McCracken made 27 bogus insurance claims over four years
Carlisle Crown Court heard the scam saw insurance claims made for injuries and damaged cars that were involved in staged crashes at accident blackspots.
In one bogus claim, mastermind Mark McCracken, pretended to be a woman victim in a call to an insurance firm.
He admitted 13 charges of fraud and one of using false documents and jailed for seven years.
Eight other people were jailed for between 36 weeks and two years for fraud and money laundering. A further 22 people were handed suspended jail terms.
Police found identity packs for each fake insurance claim
The scam was valued at more than £600,000, the court heard, and included claims following 27 bogus road traffic collisions between 2010 and 2014.

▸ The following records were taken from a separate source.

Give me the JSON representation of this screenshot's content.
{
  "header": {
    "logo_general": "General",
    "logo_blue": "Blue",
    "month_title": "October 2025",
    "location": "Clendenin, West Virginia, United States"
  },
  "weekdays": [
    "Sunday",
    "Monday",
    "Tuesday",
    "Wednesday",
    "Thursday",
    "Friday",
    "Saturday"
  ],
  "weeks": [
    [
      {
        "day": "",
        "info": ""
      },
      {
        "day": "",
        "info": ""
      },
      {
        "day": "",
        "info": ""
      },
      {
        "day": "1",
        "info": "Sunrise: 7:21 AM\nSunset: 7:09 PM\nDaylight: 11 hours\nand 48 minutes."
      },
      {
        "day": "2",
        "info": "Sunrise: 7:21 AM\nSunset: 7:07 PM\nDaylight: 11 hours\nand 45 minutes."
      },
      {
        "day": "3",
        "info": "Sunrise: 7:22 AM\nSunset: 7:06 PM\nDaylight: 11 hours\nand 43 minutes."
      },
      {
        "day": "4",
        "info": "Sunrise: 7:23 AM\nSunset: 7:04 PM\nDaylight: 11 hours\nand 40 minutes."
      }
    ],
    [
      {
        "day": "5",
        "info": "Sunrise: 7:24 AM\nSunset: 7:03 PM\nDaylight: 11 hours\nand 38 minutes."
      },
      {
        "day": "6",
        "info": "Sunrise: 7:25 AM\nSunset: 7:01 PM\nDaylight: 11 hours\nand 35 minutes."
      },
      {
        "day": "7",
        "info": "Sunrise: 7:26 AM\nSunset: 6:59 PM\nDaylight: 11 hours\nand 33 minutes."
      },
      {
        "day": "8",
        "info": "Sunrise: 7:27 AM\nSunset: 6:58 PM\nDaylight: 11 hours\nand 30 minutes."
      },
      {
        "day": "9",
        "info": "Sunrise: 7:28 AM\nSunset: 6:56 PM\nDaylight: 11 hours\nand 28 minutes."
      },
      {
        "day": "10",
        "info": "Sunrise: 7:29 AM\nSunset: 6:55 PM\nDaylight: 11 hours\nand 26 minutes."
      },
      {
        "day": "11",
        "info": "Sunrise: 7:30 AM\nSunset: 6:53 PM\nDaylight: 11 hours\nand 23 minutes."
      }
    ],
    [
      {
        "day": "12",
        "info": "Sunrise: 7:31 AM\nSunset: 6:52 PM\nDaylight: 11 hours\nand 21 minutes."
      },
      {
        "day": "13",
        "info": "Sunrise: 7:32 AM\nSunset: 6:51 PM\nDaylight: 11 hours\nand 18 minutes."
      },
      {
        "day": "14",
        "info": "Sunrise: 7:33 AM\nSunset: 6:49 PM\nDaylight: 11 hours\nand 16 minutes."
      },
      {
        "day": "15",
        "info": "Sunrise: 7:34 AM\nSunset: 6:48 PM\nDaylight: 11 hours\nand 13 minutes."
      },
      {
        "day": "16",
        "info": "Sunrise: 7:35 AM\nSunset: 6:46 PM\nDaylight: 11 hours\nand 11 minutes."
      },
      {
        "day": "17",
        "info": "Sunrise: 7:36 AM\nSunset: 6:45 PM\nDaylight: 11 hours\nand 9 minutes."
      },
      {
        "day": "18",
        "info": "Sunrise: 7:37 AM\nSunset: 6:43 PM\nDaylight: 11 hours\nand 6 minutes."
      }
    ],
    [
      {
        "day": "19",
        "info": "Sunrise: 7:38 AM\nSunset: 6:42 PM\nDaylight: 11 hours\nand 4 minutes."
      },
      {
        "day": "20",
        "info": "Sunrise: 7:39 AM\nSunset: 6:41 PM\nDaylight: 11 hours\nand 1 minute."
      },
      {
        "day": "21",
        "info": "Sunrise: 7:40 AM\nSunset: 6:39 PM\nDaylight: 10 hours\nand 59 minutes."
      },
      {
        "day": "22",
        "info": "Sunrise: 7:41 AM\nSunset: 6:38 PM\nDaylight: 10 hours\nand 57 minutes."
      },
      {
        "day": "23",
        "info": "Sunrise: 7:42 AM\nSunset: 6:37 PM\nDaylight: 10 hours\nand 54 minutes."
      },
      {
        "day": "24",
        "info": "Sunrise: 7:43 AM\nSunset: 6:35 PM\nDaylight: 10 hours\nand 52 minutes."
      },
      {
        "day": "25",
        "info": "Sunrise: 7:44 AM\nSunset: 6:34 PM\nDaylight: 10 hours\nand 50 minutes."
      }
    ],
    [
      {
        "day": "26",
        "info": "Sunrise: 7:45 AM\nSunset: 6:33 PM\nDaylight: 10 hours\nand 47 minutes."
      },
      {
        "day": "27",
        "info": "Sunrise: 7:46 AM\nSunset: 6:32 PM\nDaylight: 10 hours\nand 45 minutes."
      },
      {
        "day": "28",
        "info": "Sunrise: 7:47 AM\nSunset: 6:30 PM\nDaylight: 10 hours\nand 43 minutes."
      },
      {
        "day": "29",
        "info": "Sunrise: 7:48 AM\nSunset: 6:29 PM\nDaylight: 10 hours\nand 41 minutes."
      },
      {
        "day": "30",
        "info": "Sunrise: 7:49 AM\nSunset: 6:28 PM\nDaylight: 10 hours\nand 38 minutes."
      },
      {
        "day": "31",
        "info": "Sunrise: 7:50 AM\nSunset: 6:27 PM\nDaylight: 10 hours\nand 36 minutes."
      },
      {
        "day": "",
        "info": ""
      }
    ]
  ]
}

Police found identity packs at a family address of McCracken, which contained fake driving licences, bank books in false names and memory aids on post-it notes for each invented person.
Police were tipped off after the Insurance Fraud Bureau (IFB) became suspicious of some of McCracken’s claims that were not reported to the emergency services.
Others jailed for their part in the scam:
Stuart Bell, from Wigton – jailed for two years
Richard Miller, from Wigton – jailed for 18 months
Duncan Pape, from Carlisle – jailed for 15 months
Craig Palmer, from Carlisle – jailed for 15 months
Michelle Lockhart, from Wigton – jailed for 12 months
Jonathan Scott, from Wigton – jailed for 9 months
Darren Snowdon, from Carlisle – jailed for four months
Stuart Wise, from Carlisle – jailed for 36 weeks
The claims, which ranged in value, were made against various insurance companies for personal injury, vehicle damage, recovery storage and hire car costs. The claims were made against other drivers’ insurance and were all made by false identities.
Judge Peter Davies described the scam as “simple in its conception, but sophisticated and elaborate in its management and organisation”.
One of the clocked cars used in the scam
After the hearing a Cumbria Police spokesman said: “Not only has McCracken gone to great lengths to launder money and commit serial fraud, his confidence in his own criminality grew to the extent he was claiming collisions occurred on the same day he opened insurance contracts.
“This should serve as a warning to others thinking of doing similar that there are serious consequences to making false insurance claims. Crash-for-cash scams will be investigated and those involved could end up with a criminal conviction. In addition we will seek to remove assets from those we identify as having profited.”
Ben Fletcher, director of the IFB, added: “The sentences handed down send a clear message that prosecution is a very real consequence for people committing insurance fraud.”
Article care of the BBC news site and can be found here